How do your advocates and PAC leaders know that this “revitalization” isn’t just another two–year attempt (or more commonly, an election year attempt) at political involvement, only to be mired in organizational adminisphere changes when the new department head is named, the merger is completed, the election is over, and so forth?
To increase your trust quotient, and thus motivational quotient, develop a sustainable grassroots and PAC community with structure, norms, and social capitol.
Failure to Trust Others
Perfectionists have a tough time with this. They can’t trust their volunteer advocacy and PAC leaders with meaningful tasks and their volunteers become disengaged. Because this is so critical to motivation, I asked Glen Caroline, Director of the National Rifle Association’s Institute for Legislative Action and Tiffany Adams, Vice–President of Public Affairs for the National Association of Manufacturers, to speak at my annual Innovate to Motivate conference.
Glen and Tiffany’s organizations give their volunteer leaders responsibility for strategic and tactical assignments. From conducting district voter registration drives and “get out the vote” drives, to reviewing and editing manuals, their volunteer leaders know that their skills are valued to the staff personally and to the organization as a whole.
Not coincidentally, both the NRA and the NAM consistently appear on Fortune magazine’s “Power 25” list of the most powerful lobbying groups in the country.
Are you using the power of delegation, which implies trust, to motivate?
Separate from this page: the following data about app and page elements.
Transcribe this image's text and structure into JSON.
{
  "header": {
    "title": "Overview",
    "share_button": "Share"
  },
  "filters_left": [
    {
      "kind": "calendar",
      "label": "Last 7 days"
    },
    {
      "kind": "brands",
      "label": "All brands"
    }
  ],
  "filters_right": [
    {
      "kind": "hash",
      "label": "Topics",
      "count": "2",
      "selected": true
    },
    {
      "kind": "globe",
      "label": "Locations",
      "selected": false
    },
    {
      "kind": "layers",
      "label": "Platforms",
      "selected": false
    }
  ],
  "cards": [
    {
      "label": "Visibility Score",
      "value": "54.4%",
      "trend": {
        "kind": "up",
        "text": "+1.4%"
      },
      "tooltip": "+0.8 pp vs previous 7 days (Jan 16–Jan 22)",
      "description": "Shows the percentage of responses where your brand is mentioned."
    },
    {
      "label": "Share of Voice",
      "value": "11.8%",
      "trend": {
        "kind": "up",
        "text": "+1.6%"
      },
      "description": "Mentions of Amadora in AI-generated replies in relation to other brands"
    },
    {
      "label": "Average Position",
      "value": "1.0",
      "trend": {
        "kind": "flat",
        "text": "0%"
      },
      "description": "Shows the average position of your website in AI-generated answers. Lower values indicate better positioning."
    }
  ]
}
In part three of this article, I’ll reveal why your reward system, inconsistent messages, negative communications, and lack of gratitude erodes trust and hence, motivation.